The top 25 teams moved on to the second round, where participants were required to follow pictures to specific locations on campus and take a team selfie there. The top three teams then advanced to the final round — trivia — for the chance to win a prize.
Members of the team that placed second overall, including Morgan Wangler, senior Education major, and Lynne Gillot, senior Sports Medicine major, were thrilled with their accomplishment.
“When we made it to the third round, we were genuinely surprised, because none of us had made it to that round before,” said Wangler. “It was fun to represent the school in that sort of way.”
The prizes included pocket projectors for the first-place winners, Bose Wireless Speakers for the second-place winners and Amazon Fire Tablets for the third-place winners.
“To anyone questioning whether to do the scavenger hunt or not, you definitely should. You’ll only get to do it four times in your college career,” said Gillot. “What do you have to lose? Plus, the costumes are fun to make.”
This was also the first year that Mercyhurst North East (MNE) held a Hurst Day scavenger hunt. In years past, Mercyhurst North East students had participated in the Erie campus scavenger hunt.
“We used to bus students to the Erie campus to participate in the scavenger hunt. However, we realized that they weren’t able to participate in the scavenger hunt fairly since they didn’t go to the Erie campus,” said Michelle Simpson, director of Student Life at MNE. “So we finally got them to do it at North East, and it was a successful and great time.”

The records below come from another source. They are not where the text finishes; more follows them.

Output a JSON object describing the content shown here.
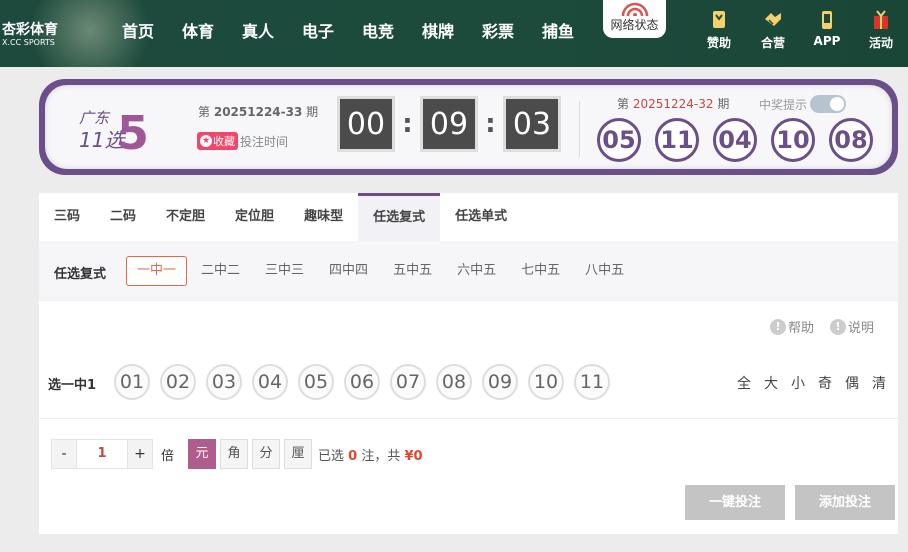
{
  "nav": {
    "logo_cn": "杏彩体育",
    "logo_en": "X.CC SPORTS",
    "links": [
      "首页",
      "体育",
      "真人",
      "电子",
      "电竞",
      "棋牌",
      "彩票",
      "捕鱼"
    ],
    "network_status": "网络状态",
    "right_items": [
      {
        "label": "赞助",
        "icon": "ribbon-icon"
      },
      {
        "label": "合营",
        "icon": "handshake-icon"
      },
      {
        "label": "APP",
        "icon": "phone-icon"
      },
      {
        "label": "活动",
        "icon": "gift-icon"
      }
    ]
  },
  "lottery": {
    "logo_text_top": "广东",
    "logo_text_mid": "11选",
    "logo_number": "5",
    "issue_prefix": "第",
    "issue_no": "20251224-33",
    "issue_suffix": "期",
    "fav_label": "收藏",
    "bet_time_label": "投注时间",
    "timer": [
      "00",
      "09",
      "03"
    ],
    "last_issue_prefix": "第",
    "last_issue_no": "20251224-32",
    "last_issue_suffix": "期",
    "win_hint_label": "中奖提示",
    "last_result": [
      "05",
      "11",
      "04",
      "10",
      "08"
    ]
  },
  "tabs": [
    "三码",
    "二码",
    "不定胆",
    "定位胆",
    "趣味型",
    "任选复式",
    "任选单式"
  ],
  "active_tab": 5,
  "subplay": {
    "label": "任选复式",
    "options": [
      "一中一",
      "二中二",
      "三中三",
      "四中四",
      "五中五",
      "六中五",
      "七中五",
      "八中五"
    ],
    "active": 0
  },
  "help": {
    "help_label": "帮助",
    "explain_label": "说明"
  },
  "pick": {
    "label": "选一中1",
    "numbers": [
      "01",
      "02",
      "03",
      "04",
      "05",
      "06",
      "07",
      "08",
      "09",
      "10",
      "11"
    ],
    "quick": [
      "全",
      "大",
      "小",
      "奇",
      "偶",
      "清"
    ]
  },
  "bet": {
    "minus": "-",
    "multiplier": "1",
    "plus": "+",
    "times_label": "倍",
    "units": [
      "元",
      "角",
      "分",
      "厘"
    ],
    "active_unit": 0,
    "selected_prefix": "已选",
    "selected_count": "0",
    "selected_mid": "注，共",
    "total": "¥0",
    "quick_bet_label": "一键投注",
    "add_bet_label": "添加投注"
  },
  "colors": {
    "brand_purple": "#6a4f8b",
    "nav_green": "#1d4a3c",
    "accent_red": "#e0462c",
    "fav_pink": "#f0486a"
  }
}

Following the scavenger hunt, the day’s events continued with games, inflatables, music and food. Uniquely, each food stand had a movie-related theme, including specific cosplay characters, music from the movie and theme-appropriate dishes.
“The goal this year was to make the food stations more interactive,” said Katie Boyd, outside administrator for Parkhurst. “So we decided on a movie theme, with characters and music at each stand.”
Featured movies included “Indiana Jones,” “Star Wars,” “Harry Potter” and “Pirates of the Caribbean.”
“I was worried about the idea at first, because you never know how people are going to react or respond,” said Boyd. “But I felt that choosing movies that people recognized would help the idea get positive feedback.”
MNE students rode buses to the main campus to participate in the afternoon activities. The buses arrived at 11:30 a.m. and departed at 3:30 p.m.
“It was great to see the North East students participate with the Erie campus students,” said Simpson. “Combining the two student bodies has always been a concern. But the Erie students were very embracing of the North East students.”
The afternoon activities ended at 4 p.m., giving students an hour before the steak dinner concluded Hurst Day at 5 p.m. The steak dinner took place in both the Grotto Commons and the Laker Inn. The menu included steak, baked potato, salad, various desserts and more.
“The steak dinner is a great treat and a great way to end the day,” Boyd said.
This was also the first year that MNE held a steak dinner. As with the scavenger hunt, they had participated in the main campus steak dinner in years past.
“It’s nice to know that the students have this one day of the year to look forward to,” Simpson said.
Hurst Day is a popular event among both students and staff, giving a fun and needed break.
“This is a special event for the students that doesn’t happen everywhere, so they should participate in it and have fun with it,” McKenna said.
The goal is to improve Hurst Day each year.
“As per the president’s request, Hurst Day needs to be bigger and better each year, and I think we’ve stood true to that this year, not only with employee involvement but also with student involvement,” said Courtney Olevnik, director of donor relations. “We’re going to debrief about this Hurst Day soon and how we can make it even bigger and better for next year.”